=== Extracted material ===

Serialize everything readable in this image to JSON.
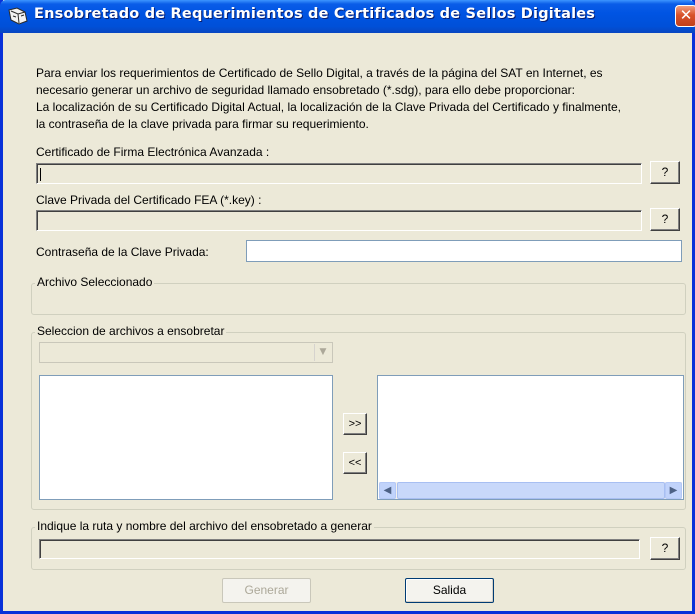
{
  "window": {
    "title": "Ensobretado de Requerimientos de Certificados de Sellos Digitales",
    "close_label": "✕"
  },
  "intro": [
    "Para enviar  los requerimientos  de Certificado de Sello  Digital, a través de la página del SAT en  Internet, es",
    "necesario generar un archivo de seguridad llamado ensobretado (*.sdg),  para ello debe proporcionar:",
    "La localización de su Certificado Digital Actual, la localización de la Clave Privada  del Certificado y finalmente,",
    "la contraseña de la clave privada para firmar su requerimiento."
  ],
  "fields": {
    "fea_label": "Certificado de Firma Electrónica Avanzada :",
    "key_label": "Clave Privada del Certificado FEA (*.key) :",
    "password_label": "Contraseña de la Clave Privada:",
    "browse_label": "?"
  },
  "archivo_seleccionado": {
    "legend": "Archivo Seleccionado"
  },
  "seleccion": {
    "legend": "Seleccion de archivos a ensobretar",
    "add_label": ">>",
    "remove_label": "<<"
  },
  "output": {
    "legend": "Indique la ruta y nombre del archivo del ensobretado a generar",
    "browse_label": "?"
  },
  "buttons": {
    "generar": "Generar",
    "salida": "Salida"
  },
  "colors": {
    "title_bar": "#0054e3",
    "window_bg": "#ece9d8",
    "close_button": "#d8522a"
  }
}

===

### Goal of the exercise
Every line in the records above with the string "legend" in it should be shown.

### The completed task
    "legend": "Archivo Seleccionado"
    "legend": "Seleccion de archivos a ensobretar",
    "legend": "Indique la ruta y nombre del archivo del ensobretado a generar",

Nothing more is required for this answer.